Wayne Hamilton’s birth home is located in the beautiful town of Mandeville, in the parish of Manchester in Jamaica, West Indies. His undergraduate alma mater is Andrews University in scenic Berrien Springs, Michigan. His J.D. degree was earned in North Carolina from the historic campus of North Carolina Central University. His LL.M in tax, comes from the prestigious University of Florida, College of Law. Wayne’s academic and tax career have allowed him to have the wonderful experience of traveling and living in many places since emigrating from Jamaica to the United States. But, he and his family have finally settled in and now call Rogers, Arkansas home.
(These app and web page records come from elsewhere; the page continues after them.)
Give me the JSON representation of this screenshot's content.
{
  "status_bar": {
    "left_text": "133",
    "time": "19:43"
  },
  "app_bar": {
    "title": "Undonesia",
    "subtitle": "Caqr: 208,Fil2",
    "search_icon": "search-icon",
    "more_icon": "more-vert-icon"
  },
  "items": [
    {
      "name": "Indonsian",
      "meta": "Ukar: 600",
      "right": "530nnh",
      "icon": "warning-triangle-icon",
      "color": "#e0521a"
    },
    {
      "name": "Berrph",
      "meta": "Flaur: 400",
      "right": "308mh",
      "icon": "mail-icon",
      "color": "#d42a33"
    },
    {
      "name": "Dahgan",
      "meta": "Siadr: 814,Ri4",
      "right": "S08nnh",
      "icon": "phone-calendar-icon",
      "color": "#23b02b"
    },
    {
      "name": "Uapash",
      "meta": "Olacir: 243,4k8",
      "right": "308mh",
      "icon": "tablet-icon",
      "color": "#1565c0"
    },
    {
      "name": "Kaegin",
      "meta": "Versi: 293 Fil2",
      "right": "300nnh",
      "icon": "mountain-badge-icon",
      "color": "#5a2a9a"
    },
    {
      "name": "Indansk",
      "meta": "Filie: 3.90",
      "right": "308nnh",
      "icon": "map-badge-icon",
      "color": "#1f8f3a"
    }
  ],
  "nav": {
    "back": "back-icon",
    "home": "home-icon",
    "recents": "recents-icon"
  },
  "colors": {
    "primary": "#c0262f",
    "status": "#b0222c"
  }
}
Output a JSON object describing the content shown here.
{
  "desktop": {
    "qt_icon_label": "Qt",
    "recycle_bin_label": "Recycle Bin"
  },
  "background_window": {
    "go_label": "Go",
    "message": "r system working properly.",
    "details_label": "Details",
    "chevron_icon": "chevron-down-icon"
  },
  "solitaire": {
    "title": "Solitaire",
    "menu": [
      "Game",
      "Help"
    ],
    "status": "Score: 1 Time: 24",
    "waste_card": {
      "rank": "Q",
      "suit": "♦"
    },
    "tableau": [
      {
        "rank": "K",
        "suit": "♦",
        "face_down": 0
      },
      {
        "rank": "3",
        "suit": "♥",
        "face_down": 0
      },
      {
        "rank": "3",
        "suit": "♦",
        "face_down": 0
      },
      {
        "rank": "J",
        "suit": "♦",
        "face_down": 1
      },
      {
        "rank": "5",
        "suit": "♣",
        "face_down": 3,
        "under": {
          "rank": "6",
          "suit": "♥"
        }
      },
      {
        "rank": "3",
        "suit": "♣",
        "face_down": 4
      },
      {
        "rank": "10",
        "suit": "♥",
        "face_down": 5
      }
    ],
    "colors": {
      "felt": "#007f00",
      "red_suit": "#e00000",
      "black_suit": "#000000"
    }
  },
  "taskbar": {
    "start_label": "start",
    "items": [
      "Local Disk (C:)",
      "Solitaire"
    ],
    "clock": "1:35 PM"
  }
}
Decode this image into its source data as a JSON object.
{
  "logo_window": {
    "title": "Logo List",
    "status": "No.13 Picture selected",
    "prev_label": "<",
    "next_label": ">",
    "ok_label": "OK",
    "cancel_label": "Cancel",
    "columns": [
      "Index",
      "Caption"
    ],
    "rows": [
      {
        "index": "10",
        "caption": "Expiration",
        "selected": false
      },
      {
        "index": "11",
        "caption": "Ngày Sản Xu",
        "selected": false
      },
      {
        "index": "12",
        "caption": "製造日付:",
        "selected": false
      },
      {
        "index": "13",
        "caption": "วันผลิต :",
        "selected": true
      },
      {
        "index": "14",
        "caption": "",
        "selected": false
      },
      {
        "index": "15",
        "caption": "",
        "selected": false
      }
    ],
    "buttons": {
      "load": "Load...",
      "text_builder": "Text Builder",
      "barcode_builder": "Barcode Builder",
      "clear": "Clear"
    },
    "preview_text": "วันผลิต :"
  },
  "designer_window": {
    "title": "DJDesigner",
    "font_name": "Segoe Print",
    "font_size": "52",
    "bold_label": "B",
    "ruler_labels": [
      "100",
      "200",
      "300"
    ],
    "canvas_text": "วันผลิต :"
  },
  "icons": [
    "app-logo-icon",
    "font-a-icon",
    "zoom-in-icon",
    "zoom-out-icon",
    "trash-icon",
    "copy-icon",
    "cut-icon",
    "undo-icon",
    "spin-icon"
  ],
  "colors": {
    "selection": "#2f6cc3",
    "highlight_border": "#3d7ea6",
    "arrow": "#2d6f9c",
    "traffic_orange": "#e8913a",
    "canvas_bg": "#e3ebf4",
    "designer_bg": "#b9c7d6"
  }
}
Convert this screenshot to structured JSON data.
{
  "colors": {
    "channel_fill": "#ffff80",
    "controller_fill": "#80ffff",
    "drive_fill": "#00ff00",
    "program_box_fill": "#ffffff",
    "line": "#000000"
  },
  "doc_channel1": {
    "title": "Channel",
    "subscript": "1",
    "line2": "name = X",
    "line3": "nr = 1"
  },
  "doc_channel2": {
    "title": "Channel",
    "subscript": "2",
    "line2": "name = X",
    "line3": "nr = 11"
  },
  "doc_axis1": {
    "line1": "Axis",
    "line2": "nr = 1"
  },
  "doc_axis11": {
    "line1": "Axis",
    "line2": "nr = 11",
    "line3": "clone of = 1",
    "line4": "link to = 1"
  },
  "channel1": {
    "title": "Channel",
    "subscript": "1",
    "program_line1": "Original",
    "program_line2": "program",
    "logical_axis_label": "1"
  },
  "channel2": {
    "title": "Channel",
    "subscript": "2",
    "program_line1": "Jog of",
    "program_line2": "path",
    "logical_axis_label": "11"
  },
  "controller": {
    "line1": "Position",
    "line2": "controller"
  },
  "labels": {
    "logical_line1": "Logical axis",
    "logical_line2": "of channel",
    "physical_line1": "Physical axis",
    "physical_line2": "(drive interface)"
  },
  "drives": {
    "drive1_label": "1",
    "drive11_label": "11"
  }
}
Arkansas is also where Wayne currently serves as the Senior Director of the federal income tax controversy group for Walmart. In this role, he regularly interacts with the IRS to handle both domestic and international tax issues on behalf of Walmart.
Wayne has spent most of his legal career in tax: working for the IRS District Counsel, General Motors Corporation, JM Family Enterprises, and now Walmart. However, there was a period of time where he worked on the business side of a company in order to get comfortable with how decisions were made outside of the tax world. This experience strengthened his professional advisory skills and prepared him with a broader perspective and understanding of the business story behind a company’s strategic vision. It was extremely valuable when he finally returned to tax practice at Walmart.
What is the most interesting part of your job?
Understanding on a day-to-day basis how impactful a decision around tax can be on business operations. Although tax is not the driver of business, it is a major part of the overall framework.
What advice would you give to a law student or new lawyer who is interested in pursuing a career in tax?
First, seek out a mentor. I have had some great mentors throughout my academic and professional career. In fact, I was able to transition into progressively rewarding roles in my career because of mentoring.
Second, as a new lawyer you should seek an opportunity for broad based exposure to tax. Places like the IRS, Treasury or a major accounting firm can provide you with this experience.
Third, if you are really serious about tax, get an LL.M or other advanced tax degree. Twenty years ago advanced degrees in tax were a rarity. That’s not the case anymore. In 2011, you are competing against a lot of other new lawyers that have made the commitment and sacrifice to earn one.
What would you be doing now if you didn’t become a lawyer?
I would probably be a medical doctor. Until my final year of undergraduate studies, I was convinced that I was going to medical school. Something happened that year that sparked my interest in a career in business. Once I committed to move in this direction I began to think about what my next step should be. I realized early on that a law degree would be advantageous wherever I ended up. So, I applied to law school without the expectation of practicing when I was done. I simply knew I wanted to be in business in some capacity. Things have a way of working out. It’s been almost 21 years since I graduated and became an attorney.
Describe yourself in three words or less?
Focused. Diligent. Team player. I hope four words are ok? (laugh).
Describe your perfect vacation?
A little beach in a little city.
If you could have dinner with one person (no longer living) who would it be? Why?
George Washington Carver because of his tenacity and commitment to his craft. He was an agricultural chemist who discovered over three hundred uses for peanuts and hundreds more uses for soybeans, pecans and sweet potatoes. I would want him to tell me what it was that allowed him to remain so focused.
What book(s) are you reading now?
I’m reading two books.
(1) Radical: Taking Back Your Faith from the American Dream, by David Platt. It delivers a powerful picture of how the values of many churches in America today are influenced by values rooted in the "American Dream"; and
(2) The China Study, by Dr. T. Colin Campbell. It examines the relationship between the consumption of animal products and illnesses such as cancers of breast, prostate, and large bowel, diabetes, and heart disease.
Are there any specific charitable ventures or organizations that you support?
Yes. A few. But the one that I am most proud of is United Hands. My family recently participated in a medical mission trip to Jamaica with 91 volunteers from the US, UK and South Africa. The team provided dental, optical, chiropractic, gynecological, and pediatric care to locals.
I love these mission trips. I use them as an opportunity to teach my daughter about how to give back.
Written by Marsha Henry